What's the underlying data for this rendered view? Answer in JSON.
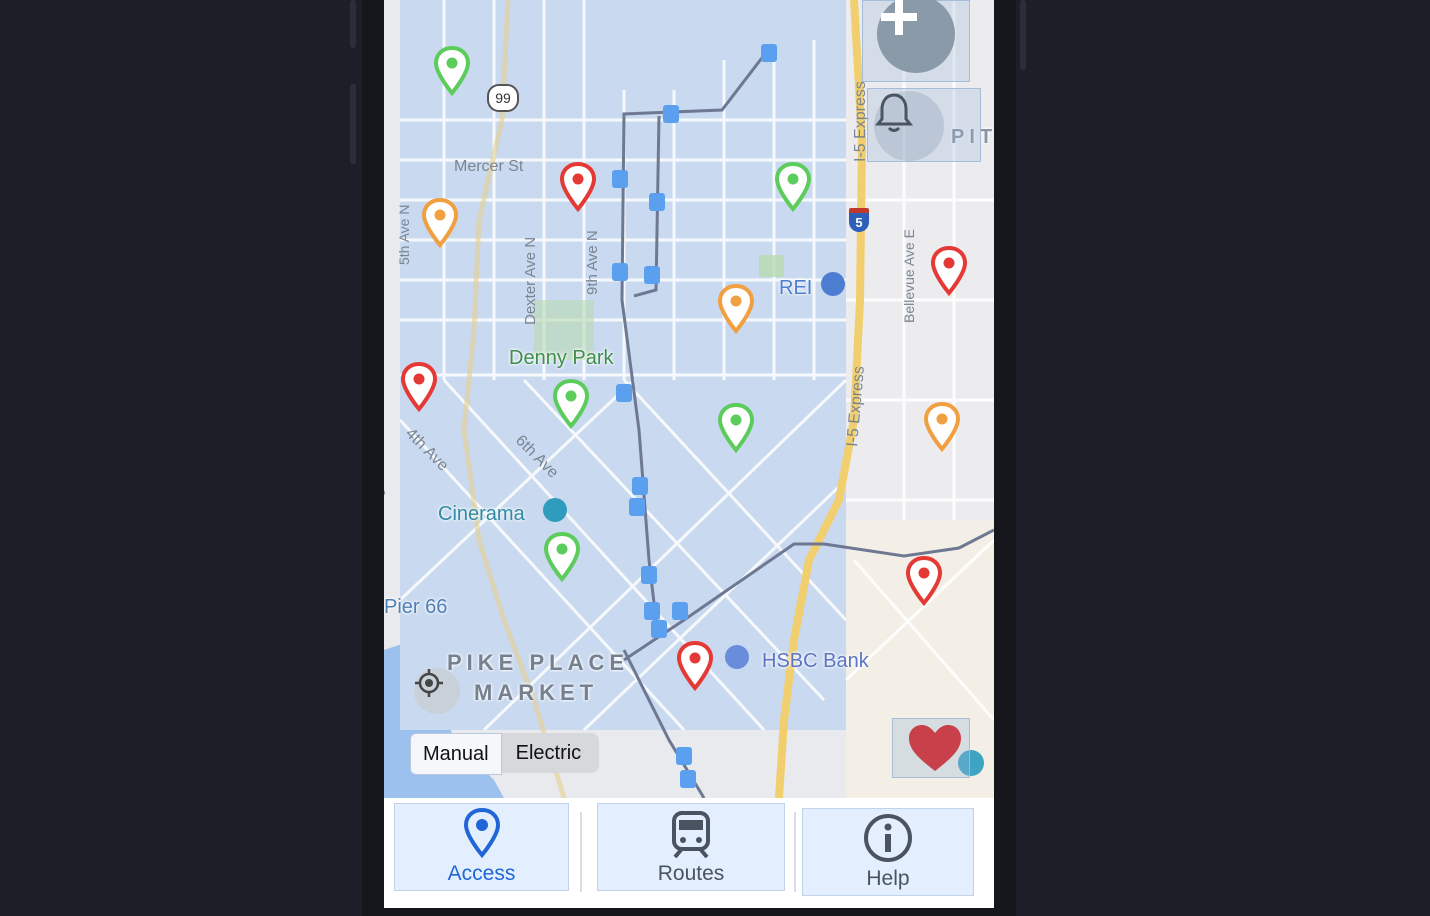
{
  "map": {
    "places": {
      "denny_park": "Denny Park",
      "rei": "REI",
      "cinerama": "Cinerama",
      "pier66": "Pier 66",
      "pike_place_line1": "PIKE PLACE",
      "pike_place_line2": "MARKET",
      "hsbc": "HSBC Bank",
      "pit": "PIT"
    },
    "streets": {
      "mercer": "Mercer St",
      "fifth_ave_n": "5th Ave N",
      "dexter": "Dexter Ave N",
      "ninth_ave_n": "9th Ave N",
      "bellevue": "Bellevue Ave E",
      "fourth_ave": "4th Ave",
      "sixth_ave": "6th Ave",
      "i5_express_top": "I-5 Express",
      "i5_express_mid": "I-5 Express",
      "highway_99": "99",
      "interstate_5": "5",
      "partial_ave": "ve"
    },
    "markers": [
      {
        "color": "green"
      },
      {
        "color": "orange"
      },
      {
        "color": "red"
      },
      {
        "color": "green"
      },
      {
        "color": "red"
      },
      {
        "color": "orange"
      },
      {
        "color": "red"
      },
      {
        "color": "green"
      },
      {
        "color": "green"
      },
      {
        "color": "orange"
      },
      {
        "color": "green"
      },
      {
        "color": "red"
      },
      {
        "color": "red"
      }
    ],
    "colors": {
      "red": "#e53935",
      "green": "#5ccc5c",
      "orange": "#f0a040"
    }
  },
  "controls": {
    "toggle": {
      "manual": "Manual",
      "electric": "Electric",
      "selected": "Electric"
    }
  },
  "tabs": [
    {
      "label": "Access",
      "icon": "map-pin-icon",
      "active": true
    },
    {
      "label": "Routes",
      "icon": "train-icon",
      "active": false
    },
    {
      "label": "Help",
      "icon": "info-icon",
      "active": false
    }
  ]
}
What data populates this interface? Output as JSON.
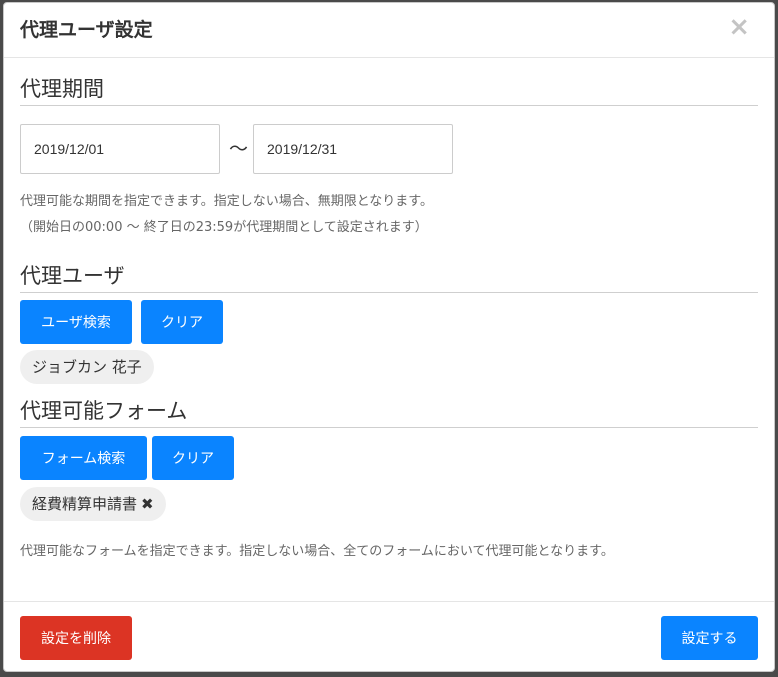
{
  "modal": {
    "title": "代理ユーザ設定",
    "close_label": "×"
  },
  "period": {
    "heading": "代理期間",
    "start_value": "2019/12/01",
    "separator": "〜",
    "end_value": "2019/12/31",
    "help_line1": "代理可能な期間を指定できます。指定しない場合、無期限となります。",
    "help_line2": "（開始日の00:00 〜 終了日の23:59が代理期間として設定されます）"
  },
  "proxy_user": {
    "heading": "代理ユーザ",
    "search_label": "ユーザ検索",
    "clear_label": "クリア",
    "selected_user": "ジョブカン 花子"
  },
  "forms": {
    "heading": "代理可能フォーム",
    "search_label": "フォーム検索",
    "clear_label": "クリア",
    "selected_form": "経費精算申請書",
    "remove_label": "✖",
    "help": "代理可能なフォームを指定できます。指定しない場合、全てのフォームにおいて代理可能となります。"
  },
  "footer": {
    "delete_label": "設定を削除",
    "submit_label": "設定する"
  },
  "colors": {
    "primary": "#0a84ff",
    "danger": "#dc3424"
  }
}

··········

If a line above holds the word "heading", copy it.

### ANSWER TO THE EXERCISE
    "heading": "代理期間",
    "heading": "代理ユーザ",
    "heading": "代理可能フォーム",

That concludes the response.